:: Prompt ::
Return the lines below that contain "this".

:: Supplied material ::

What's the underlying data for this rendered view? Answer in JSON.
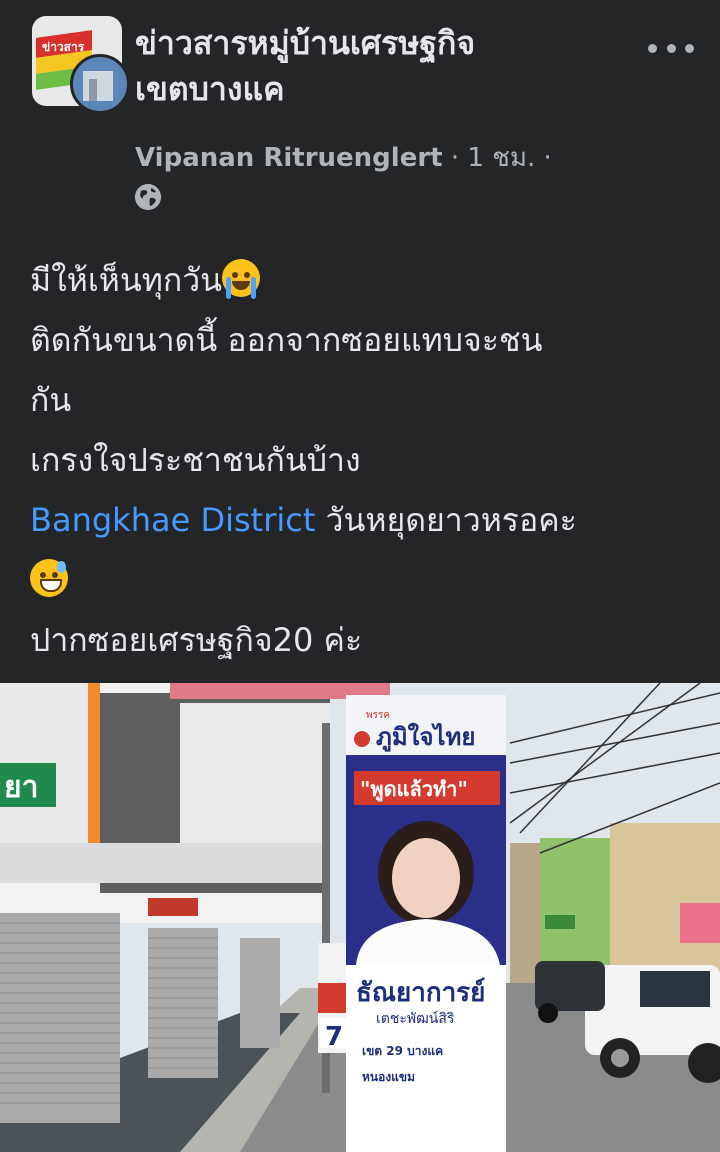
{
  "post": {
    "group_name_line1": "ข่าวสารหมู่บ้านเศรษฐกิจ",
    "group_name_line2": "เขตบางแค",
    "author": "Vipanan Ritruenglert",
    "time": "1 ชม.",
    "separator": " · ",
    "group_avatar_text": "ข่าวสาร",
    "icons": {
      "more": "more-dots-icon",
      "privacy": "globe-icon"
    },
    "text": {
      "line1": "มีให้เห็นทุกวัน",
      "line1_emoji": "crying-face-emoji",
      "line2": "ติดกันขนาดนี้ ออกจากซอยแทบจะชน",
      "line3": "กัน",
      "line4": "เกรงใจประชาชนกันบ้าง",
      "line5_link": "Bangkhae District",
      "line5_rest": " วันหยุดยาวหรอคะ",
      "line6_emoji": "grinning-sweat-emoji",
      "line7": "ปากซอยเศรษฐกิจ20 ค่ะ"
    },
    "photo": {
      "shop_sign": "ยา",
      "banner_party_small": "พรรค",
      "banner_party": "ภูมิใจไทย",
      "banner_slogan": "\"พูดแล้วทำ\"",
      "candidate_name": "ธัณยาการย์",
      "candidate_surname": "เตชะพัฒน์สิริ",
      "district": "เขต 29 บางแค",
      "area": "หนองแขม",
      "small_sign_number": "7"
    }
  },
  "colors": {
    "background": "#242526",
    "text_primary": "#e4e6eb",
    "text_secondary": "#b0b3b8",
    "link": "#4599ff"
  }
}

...

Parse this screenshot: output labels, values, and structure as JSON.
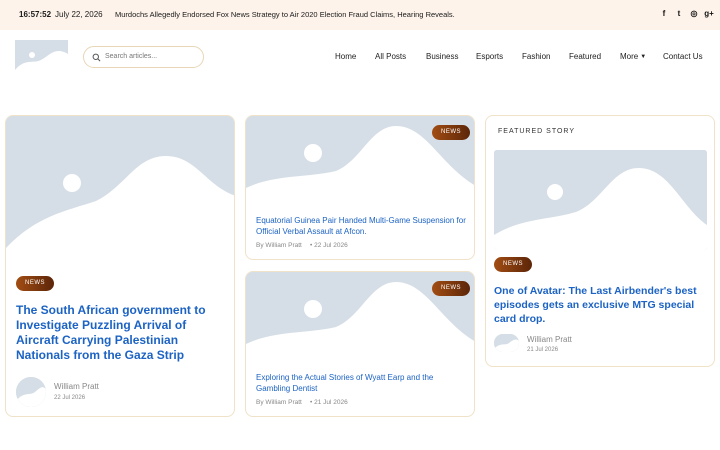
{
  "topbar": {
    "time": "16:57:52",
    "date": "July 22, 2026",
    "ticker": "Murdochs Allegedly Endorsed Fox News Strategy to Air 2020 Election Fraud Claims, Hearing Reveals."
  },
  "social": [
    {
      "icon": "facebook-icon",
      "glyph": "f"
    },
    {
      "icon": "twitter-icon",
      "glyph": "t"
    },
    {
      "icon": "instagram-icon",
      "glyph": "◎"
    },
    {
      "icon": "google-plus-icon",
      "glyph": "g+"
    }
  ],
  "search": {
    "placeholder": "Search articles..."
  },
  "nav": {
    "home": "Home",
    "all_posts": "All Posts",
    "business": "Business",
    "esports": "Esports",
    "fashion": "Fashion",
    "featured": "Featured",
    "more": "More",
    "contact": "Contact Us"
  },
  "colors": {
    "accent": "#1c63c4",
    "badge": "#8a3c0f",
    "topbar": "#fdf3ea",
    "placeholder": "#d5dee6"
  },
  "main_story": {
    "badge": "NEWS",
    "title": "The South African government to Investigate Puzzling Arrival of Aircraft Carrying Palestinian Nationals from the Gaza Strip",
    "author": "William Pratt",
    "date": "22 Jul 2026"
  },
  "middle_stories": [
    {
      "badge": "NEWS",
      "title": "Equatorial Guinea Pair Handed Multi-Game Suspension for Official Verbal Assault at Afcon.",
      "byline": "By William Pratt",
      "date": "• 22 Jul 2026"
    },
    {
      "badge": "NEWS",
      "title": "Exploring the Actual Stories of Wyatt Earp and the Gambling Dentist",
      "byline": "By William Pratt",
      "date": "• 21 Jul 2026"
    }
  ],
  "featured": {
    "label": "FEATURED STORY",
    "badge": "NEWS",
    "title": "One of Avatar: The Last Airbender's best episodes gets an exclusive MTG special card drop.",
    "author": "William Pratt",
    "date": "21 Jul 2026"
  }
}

:: Output ::
What's the underlying data for this rendered view? Answer in JSON.
Parse this screenshot: output labels, values, and structure as JSON.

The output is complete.